Pliny the Younger was an elected official in ancient Rome. He and his uncle, Pliny the Elder, were both witnesses to the eruption of Vesuvius in the year 79 AD. The elder Pliny was killed during the eruption while attempting to rescue some friends by boat.
Pliny the Younger was also an author who wrote hundreds of letters that have survived to this day. His letters have enabled historians to learn much about ancient Rome. One of the earliest non-Biblical references to Christianity is in a letter from Pliny to the Greek Emperor Trajan, asking for advice on how to conduct trials for Christians (most likely for the crime of not bowing to statues of the Emperor).
Pliny does not necessarily present the ghost story as fiction. In his letter to a Roman Senator named Sura, Pliny writes, “I am extremely desirous to know whether you believe in the existence of ghosts, and that they have real form . . . or only the visionary impression of terrified imagination.”
Pliny follows up his question with two stories. The first story is about a man who sees a vision of a beautiful woman who accurately predicts his death.
The second story begins:
There was at Athens a large and roomy house, which had a bad name, so that no one could live there. In the dead of the night a noise, resembling the clashing of iron, was frequently heard, which, if you listened more attentively, sounded like the rattling of chains, distant at first, but approaching nearer by degrees: immediately afterwards a spectre appeared in the form of an old man, of extremely emaciated and squalid appearance, with a long beard and dishevelled hair, rattling the chains on his feet and hands. The distressed occupants meanwhile passed their wakeful nights under the most dreadful terrors imaginable. This, as it broke their rest, ruined their health, and brought on distempers, their terror grew upon them, and death ensued.
Naturally, no one wants to live in the house. No one, that is, until a philosopher named Athenodorus comes along and, being fully apprised of the fearful circumstances, decides to buy the house and live in it. The story ends when the philosopher sees the apparition one night and follows it:
The ghost slowly stalked along, as if encumbered with its chains, and, turning into the area of the house, suddenly vanished. Athenodorus, being thus deserted, made a mark with some grass and leaves on the spot where the spirit left him. The next day he gave information to the magistrates, and advised them to order that spot to be dug up. This was accordingly done, and the skeleton of a man in chains was found there; for the body, having lain a considerable time in the ground, was putrefied and mouldered away from the fetters.

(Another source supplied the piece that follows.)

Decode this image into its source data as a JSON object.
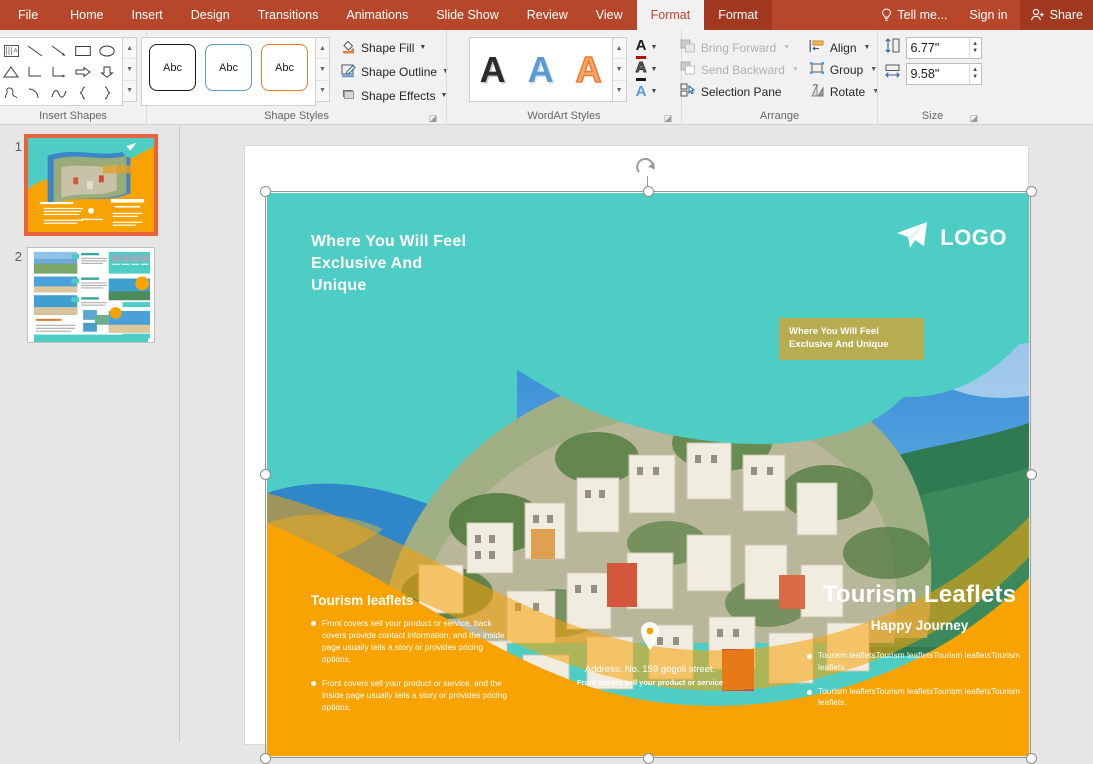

The bones being collected together were publicly buried, and thus after the ghost was appeased by the proper ceremonies, the house was haunted no more.
You can read the entire letter, and all the letters of Pliny the Younger, here at Project Guttenberg. For the “ghost letter” scroll down to LXXXIII — To SURA.